California’s Governor, Gavin Newsom, recently signed a pioneering law to ban harmful additives, like red dye No. 3 in consumer products. California is the first state in the U.S. to take this step. The law, named the California Food Safety Act or Assembly Bill 418, was supported by groups like the Environmental Working Group and Consumer Reports. It prevents the making, selling, or distribution of food items in California containing certain substances. These include potassium bromate, brominated vegetable oil, propylparaben, and red dye No. 3. These substances serve different purposes, like enhancing the texture of dough in baked goods or preserving food.

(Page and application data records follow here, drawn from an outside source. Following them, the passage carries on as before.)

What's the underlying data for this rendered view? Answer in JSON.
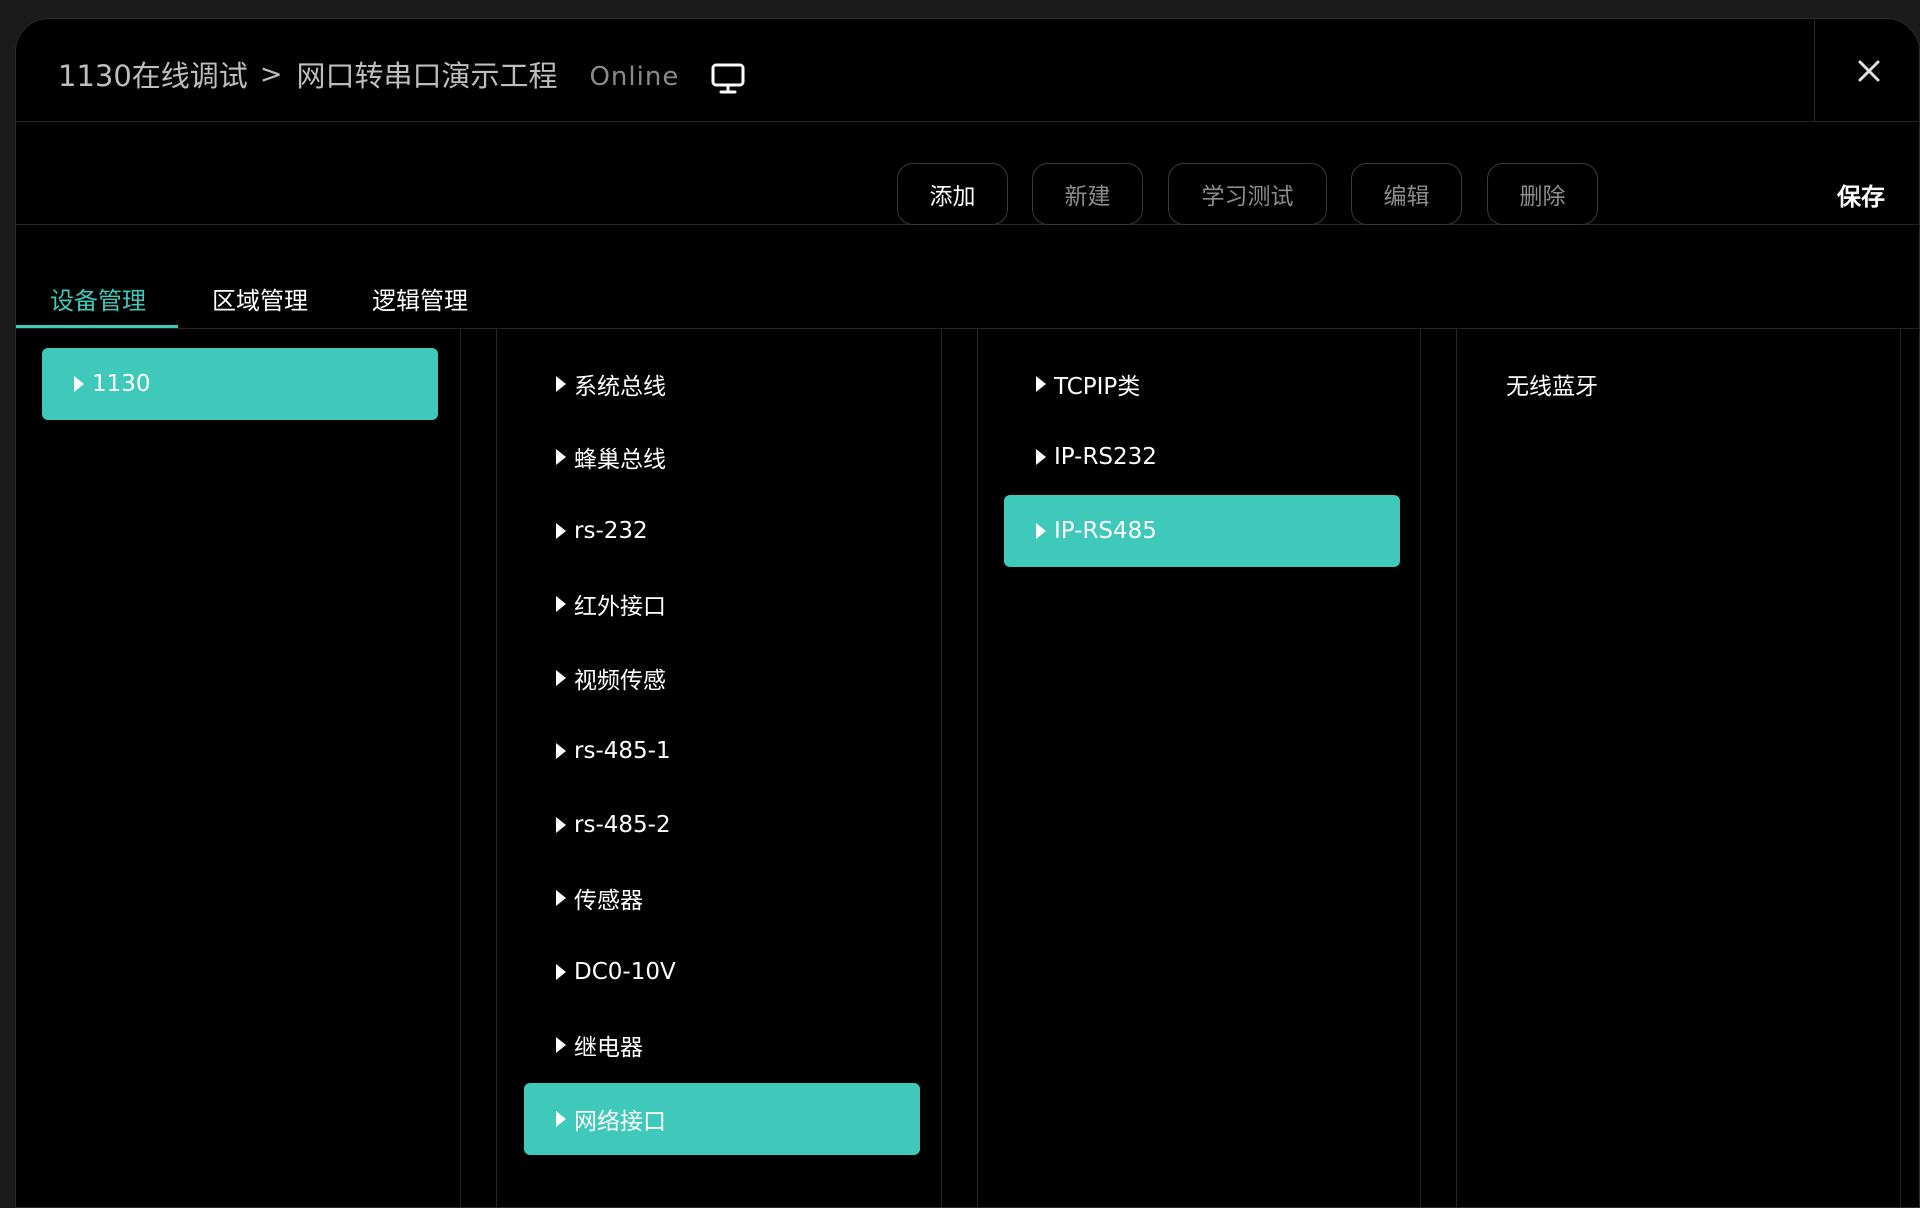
{
  "header": {
    "project": "1130在线调试",
    "separator": ">",
    "page": "网口转串口演示工程",
    "status": "Online",
    "monitor_icon": "monitor-icon",
    "close_icon": "close-icon"
  },
  "toolbar": {
    "buttons": [
      {
        "label": "添加"
      },
      {
        "label": "新建"
      },
      {
        "label": "学习测试"
      },
      {
        "label": "编辑"
      },
      {
        "label": "删除"
      }
    ],
    "save_label": "保存"
  },
  "tabs": [
    {
      "label": "设备管理",
      "active": true
    },
    {
      "label": "区域管理"
    },
    {
      "label": "逻辑管理"
    }
  ],
  "columns": {
    "col1": [
      {
        "label": "1130",
        "selected": true
      }
    ],
    "col2": [
      {
        "label": "系统总线"
      },
      {
        "label": "蜂巢总线"
      },
      {
        "label": "rs-232"
      },
      {
        "label": "红外接口"
      },
      {
        "label": "视频传感"
      },
      {
        "label": "rs-485-1"
      },
      {
        "label": "rs-485-2"
      },
      {
        "label": "传感器"
      },
      {
        "label": "DC0-10V"
      },
      {
        "label": "继电器"
      },
      {
        "label": "网络接口",
        "selected": true
      }
    ],
    "col3": [
      {
        "label": "TCPIP类"
      },
      {
        "label": "IP-RS232"
      },
      {
        "label": "IP-RS485",
        "selected": true
      }
    ],
    "col4": [
      {
        "label": "无线蓝牙"
      }
    ]
  },
  "colors": {
    "accent": "#3ec9bb",
    "background": "#000000",
    "border": "#262626"
  }
}
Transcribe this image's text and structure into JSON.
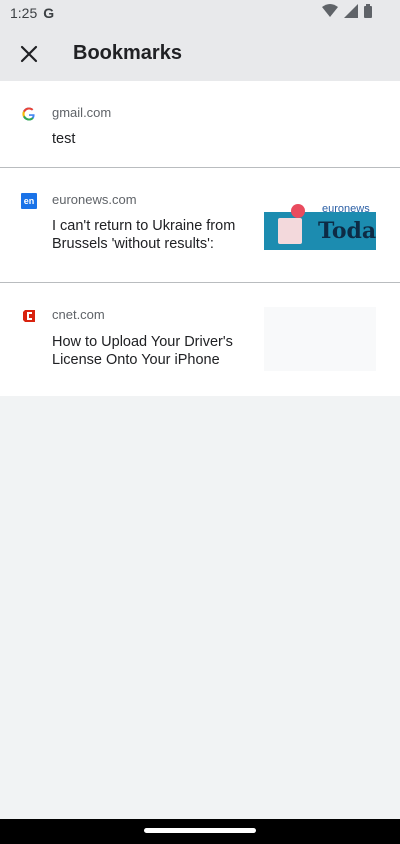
{
  "status_bar": {
    "time": "1:25",
    "g_label": "G"
  },
  "app_bar": {
    "title": "Bookmarks",
    "close_icon": "close-icon"
  },
  "bookmarks": [
    {
      "domain": "gmail.com",
      "title": "test",
      "favicon": "google-icon",
      "has_thumbnail": false
    },
    {
      "domain": "euronews.com",
      "title": "I can't return to Ukraine from Brussels 'without results':",
      "favicon": "euronews-icon",
      "has_thumbnail": true,
      "thumbnail": {
        "brand_text": "euronews",
        "big_text": "Toda"
      }
    },
    {
      "domain": "cnet.com",
      "title": "How to Upload Your Driver's License Onto Your iPhone",
      "favicon": "cnet-icon",
      "has_thumbnail": true
    },
    {
      "favicon_text": "en"
    }
  ],
  "colors": {
    "background": "#f1f3f4",
    "appbar": "#e8e9eb",
    "euronews_blue": "#1a73e8",
    "cnet_red": "#d9230f"
  }
}
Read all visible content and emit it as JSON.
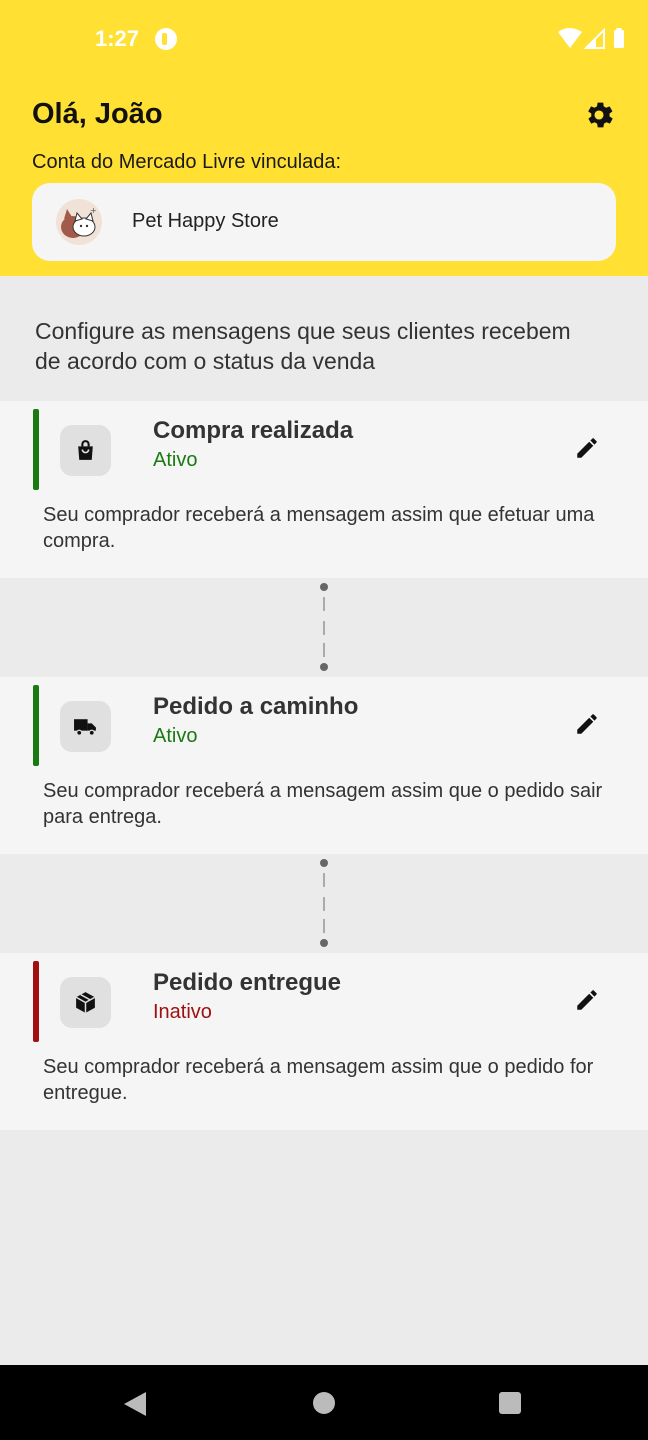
{
  "status_bar": {
    "time": "1:27"
  },
  "header": {
    "greeting": "Olá, João",
    "account_label": "Conta do Mercado Livre vinculada:",
    "store_name": "Pet Happy Store"
  },
  "intro": "Configure as mensagens que seus clientes recebem de acordo com o status da venda",
  "cards": [
    {
      "title": "Compra realizada",
      "status": "Ativo",
      "description": "Seu comprador receberá a mensagem assim que efetuar uma compra.",
      "icon": "shopping-bag-icon",
      "status_color": "#1a7a12"
    },
    {
      "title": "Pedido a caminho",
      "status": "Ativo",
      "description": "Seu comprador receberá a mensagem assim que o pedido sair para entrega.",
      "icon": "truck-icon",
      "status_color": "#1a7a12"
    },
    {
      "title": "Pedido entregue",
      "status": "Inativo",
      "description": "Seu comprador receberá a mensagem assim que o pedido for entregue.",
      "icon": "package-icon",
      "status_color": "#a01010"
    }
  ],
  "colors": {
    "header_bg": "#ffe033",
    "active": "#1a7a12",
    "inactive": "#a01010"
  }
}
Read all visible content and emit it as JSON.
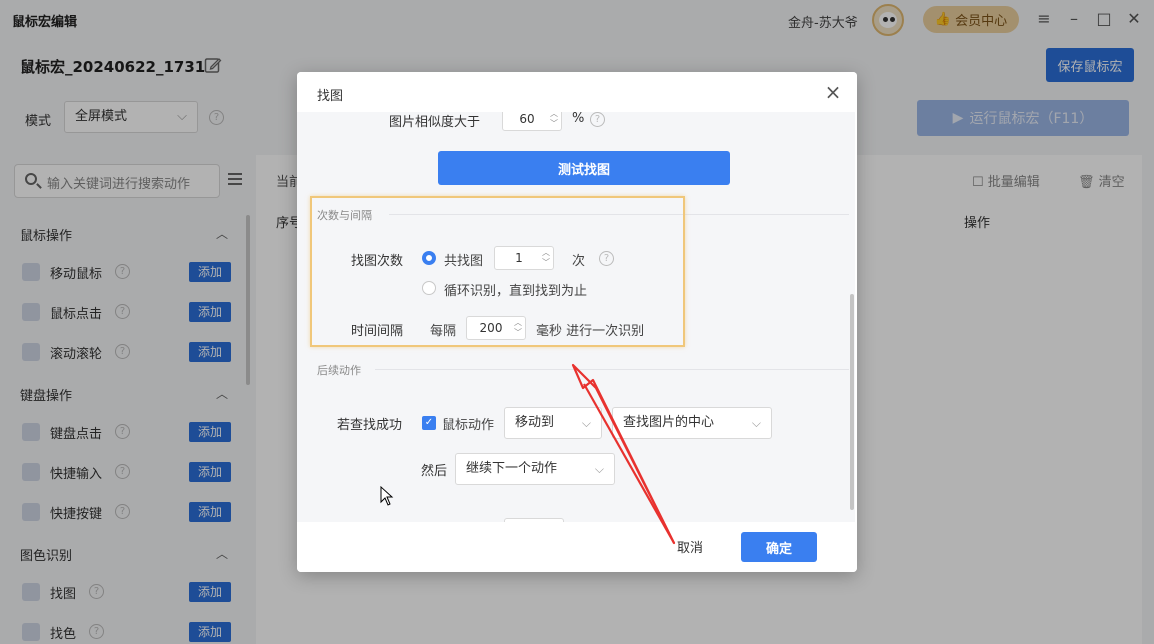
{
  "app": {
    "title": "鼠标宏编辑",
    "user_name": "金舟-苏大爷",
    "vip_label": "会员中心",
    "win_controls": [
      "≡",
      "–",
      "□",
      "✕"
    ]
  },
  "macro": {
    "name": "鼠标宏_20240622_1731",
    "save_label": "保存鼠标宏"
  },
  "mode": {
    "label": "模式",
    "value": "全屏模式",
    "run_label": "运行鼠标宏（F11）"
  },
  "sidebar": {
    "search_placeholder": "输入关键词进行搜索动作",
    "add_label": "添加",
    "categories": [
      {
        "label": "鼠标操作",
        "items": [
          "移动鼠标",
          "鼠标点击",
          "滚动滚轮"
        ]
      },
      {
        "label": "键盘操作",
        "items": [
          "键盘点击",
          "快捷输入",
          "快捷按键"
        ]
      },
      {
        "label": "图色识别",
        "items": [
          "找图",
          "找色"
        ]
      }
    ]
  },
  "content": {
    "current_label": "当前",
    "seq_label": "序号",
    "ops_label": "操作",
    "batch_label": "批量编辑",
    "clear_label": "清空"
  },
  "dialog": {
    "title": "找图",
    "similarity_label": "图片相似度大于",
    "similarity_value": "60",
    "percent": "%",
    "test_button": "测试找图",
    "section_count": "次数与间隔",
    "find_count_label": "找图次数",
    "radio_total": "共找图",
    "find_count_value": "1",
    "times_unit": "次",
    "radio_loop": "循环识别，直到找到为止",
    "interval_label": "时间间隔",
    "every": "每隔",
    "interval_value": "200",
    "interval_suffix": "毫秒 进行一次识别",
    "section_follow": "后续动作",
    "if_success_label": "若查找成功",
    "mouse_action_label": "鼠标动作",
    "action_select": "移动到",
    "target_select": "查找图片的中心",
    "then_label": "然后",
    "then_select": "继续下一个动作",
    "cancel": "取消",
    "ok": "确定"
  },
  "colors": {
    "primary": "#3a7ff0",
    "save_btn": "#2b6fd9",
    "highlight": "#f0c77a",
    "annotation_arrow": "#e8322f"
  }
}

Around 3,000 products, including popular treats like Skittles, Nerds, Trolli gummies, as well as protein shakes, instant rice, and boxed cake mixes, contain red dye No. 3. Governor Newsom pointed out that Skittles are available in the European Union without this additive, showing that the food industry can adapt to meet public health standards. This move aligns the U.S. more closely with EU rules, which have banned these chemicals due to their proven health risks. These risks include a higher chance of cancer, behavioral problems in children, harm to the reproductive system, and damage to the immune system. The law will be put into action in 2027, giving companies enough time to adjust their recipes and ensuring Californians can still enjoy their favorite foods with confidence.